The protein (AfpA, for archaeoflavoprotein) encoded by AF1518 in the genome of Archaeoglobus fulgidus was produced in Escherichia coli and characterized. AfpA was found to be a homodimer with a native molecular mass of 43 kDa and containing two noncovalently bound flavin mononucleotides (FMNs). The cell extract of A. fulgidus catalyzed the CO-dependent reduction of AfpA that was stimulated by the addition of ferredoxin. Ferredoxin was found to be a direct electron donor to purified AfpA, whereas rubredoxin was unable to substitute. Neither NADH nor NADPH was an electron donor. Ferricyanide, 2,6-dichlorophenolindophenol, several quinones, ferric citrate, bovine cytochrome c, and O2 accepted electrons from reduced AfpA, whereas coenzyme F420 did not. The rate of cytochrome c reduction was enhanced in the presence of O2 suggesting that superoxide is a product of the interaction of reduced AfpA with O2. Although AF1518 was previously annotated as encoding a decarboxylase involved in coenzyme A biosynthesis, the results establish that AfpA is an electron carrier protein with ferredoxin as the physiological electron donor. The genomes of several diverse Archaea contained afpA homologs clustered with open reading frames annotated as homologs of genes encoding reductases involved in the oxidative stress response of anaerobes from the domain Bacteria. A potential role for AfpA in coupling electron flow from ferredoxin to the putative reductases is discussed. A search of the databases suggests that AfpA is the prototype of a previously unrecognized flavoprotein family unique to the domain Archaea for which the name archaeoflavoprotein is proposed.

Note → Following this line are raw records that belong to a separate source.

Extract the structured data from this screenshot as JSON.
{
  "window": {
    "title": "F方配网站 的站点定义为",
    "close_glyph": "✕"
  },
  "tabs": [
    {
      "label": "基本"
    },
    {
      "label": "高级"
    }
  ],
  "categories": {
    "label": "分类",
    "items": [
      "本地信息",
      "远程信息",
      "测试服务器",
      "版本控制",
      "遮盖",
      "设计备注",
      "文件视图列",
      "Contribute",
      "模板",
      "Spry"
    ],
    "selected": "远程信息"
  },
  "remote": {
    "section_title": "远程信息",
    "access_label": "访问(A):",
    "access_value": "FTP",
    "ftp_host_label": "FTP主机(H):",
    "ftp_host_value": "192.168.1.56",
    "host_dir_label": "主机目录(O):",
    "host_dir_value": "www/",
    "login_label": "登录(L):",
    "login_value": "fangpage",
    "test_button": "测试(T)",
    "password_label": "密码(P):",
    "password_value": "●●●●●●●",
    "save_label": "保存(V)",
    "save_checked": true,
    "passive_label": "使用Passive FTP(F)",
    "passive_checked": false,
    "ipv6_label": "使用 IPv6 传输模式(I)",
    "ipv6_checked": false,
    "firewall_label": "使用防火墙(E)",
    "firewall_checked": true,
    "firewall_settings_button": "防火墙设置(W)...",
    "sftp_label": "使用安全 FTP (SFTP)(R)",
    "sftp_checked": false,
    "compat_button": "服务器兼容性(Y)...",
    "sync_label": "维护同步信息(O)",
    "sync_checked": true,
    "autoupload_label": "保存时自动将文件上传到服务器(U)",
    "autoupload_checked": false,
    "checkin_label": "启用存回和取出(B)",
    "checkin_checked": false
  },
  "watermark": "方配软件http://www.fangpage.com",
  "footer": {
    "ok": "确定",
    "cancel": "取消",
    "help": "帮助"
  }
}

All Science Journal Classification (ASJC) codes
- Molecular Biology